- Liminal Thinking: Create the Change You Want By Changing the Way You Think (Dave Gray – 2016)
- A Non-Anxious Presence (Mark Sayers – 2022)
- How to Win Friends and Influence People (Dale Carnegie – 1936)
- The Power of Positive Thinking (Norman Vincent Peale – 1952)
- Holding the Calm: The Secret to Resolving Conflict and Defusing Tension (Hesha Abrams – 2022)
- The Power of Negative Thinking: And How it Can Be a Powerful Route to Joy, Success and Satisfaction (Oliver Burkeman – 2019)
- The Power of Moments: Why Certain Experiences Have Extraordinary Impact (Chip Heath and Dan Heath – 2017)
- The Self-Aware Leader: Play to Your Strengths, Unleash Your Team (John C. Maxwell – 2021)
- Good Authority: How to Become the Leader Your Team is Waiting For (Jonathan Raymond – 2016)
- Harry Potter and the Chamber of Secrets (J.K. Rowling – 1998) [re-read]
- Harry Potter and the Prison of Azkaban (J.K. Rowling – 1999) [re-read]
- Harry Potter and the Goblet of Fire (J.K. Rowling – 2000) [re-read]
- Harry Potter and the Order of the Phoenix (J.K. Rowling – 2003) [re-read]
- Harry Potter and the Half-Blood Prince (J.K. Rowling – 2005) [re-read]
- Harry Potter and the Deathly Hallows (J.K. Rowling – 2007) [re-read]
- Anton Chekov’s Short Stories: A Selection (Anton Chekov)

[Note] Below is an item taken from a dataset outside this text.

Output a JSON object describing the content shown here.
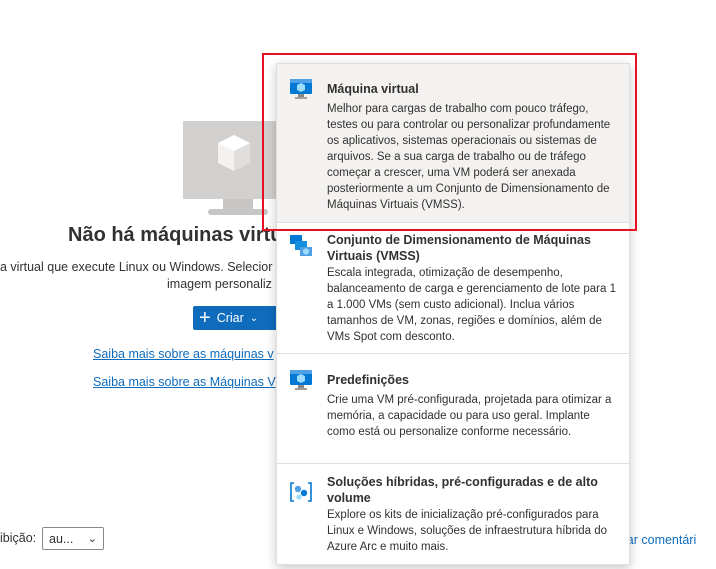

- Leaf by Niggle (J.R.R. Tolkien – 1945)
- The School for Good Mothers (Jessamine Chan – 2022)
- The Enchanted Wood (Enid Blyton – 1939) [re-read]
- Will (Will Smith and Mark Manson – 2021)
- Vaxxers: A Pioneering Moment in Scientific History (Sarah Gilbert and Catherine Green – 2021)
- How Happiness Happens (Max Lucado – 2019)
- Live No Lies (John Mark Comer – 2021)
- Forever Employable (Jeff Gothelf – 2020)
- Hero On A Mission: A Path to a Meaningful Life (Donald Miller – 2022)
- Marketing Made Simple (Donald Miller – 2020) [re-read]
You can find the lists from previous years here: